In the name of verisimilitude (and telling a good story), I’ve been struggling to get right the atmospherics of our time; to isolate and describe the tactics and threat posed by reactionaries. I wonder at how close I seem to be coming. In that same post, I noted the novels are “about Power,” and that where there is no law, there’s only power.
Today, two front page articles in the NY Times discuss both of my major themes:
How Trump Consultants Exploited the Facebook Data of Millions
“Rules don’t matter for them.
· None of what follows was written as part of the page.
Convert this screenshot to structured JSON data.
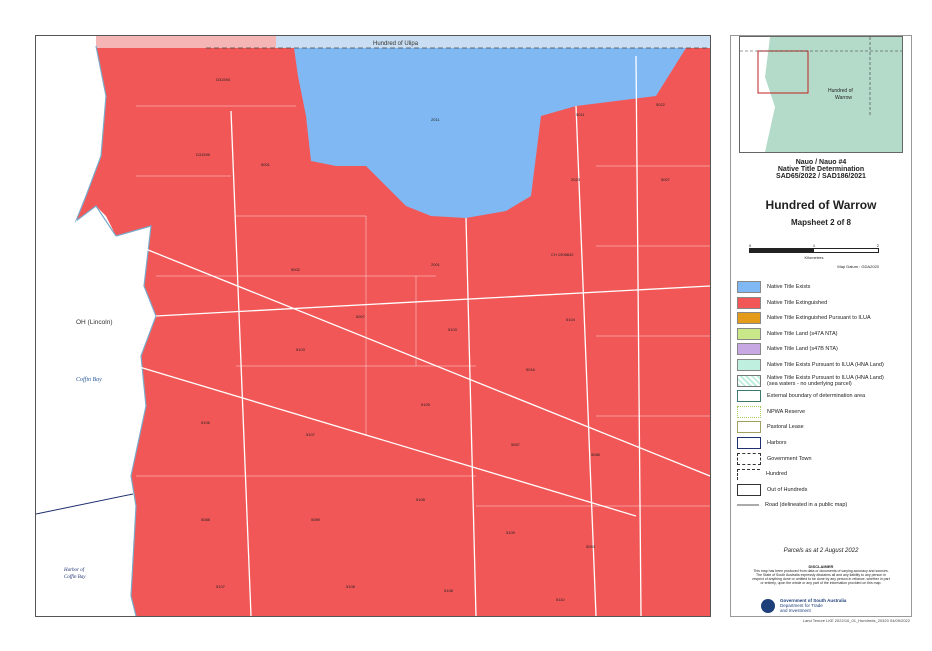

For them, this is a war, and it’s all fair.” (Christopher Wylie)
Trump and the Truth: A President Tests His Own Credibility
“Advisors say privately that Mr. Trump may not always be precise but is speaking to a larger truth that many Americans understand….To them, the particular facts do not matter as much as this deeper truth.”
This is post-modernist bilge, of a kind rightly derided on the left and right. When the rule of law is nakedly abandoned, when all facts are dismissed as subjective—as having an agenda—when truth is “provisional,” when learning and expertise are assaulted, we’re left with Power as the only true north; and power does not seek the best and brightest, nor the good to its cause; but rather the chancers, hucksters, opportunists, nihilists. Corruption is their by-word. They leave destruction, misery (and in my books, death) in their wake.
It’s not that I’m reading the newspapers and—collage-style—cobbling together a plausible, dystopian thriller series. Our current state has been years—and millions of dollars!—in the making. The Imogen Trager series has likewise been growing (albeit with a fraction of the monetary support).
I wrote the rough draft of Faithless Elector in 2000. It had been knocking around in my head for some years prior to that, but the Bush-Gore election demonstrated how finely poised our democracy had become. Subsequent national elections continue to expose the problems of the Electoral College.
Since then, the threat from reactionaries has grown and has proved to be all-too real. I followed up Faithless with Dark Network (conceived in 2015-16), about, among other things, problems at the FBI. I’m generally worried about what I’ll inadvertently get right with this last book.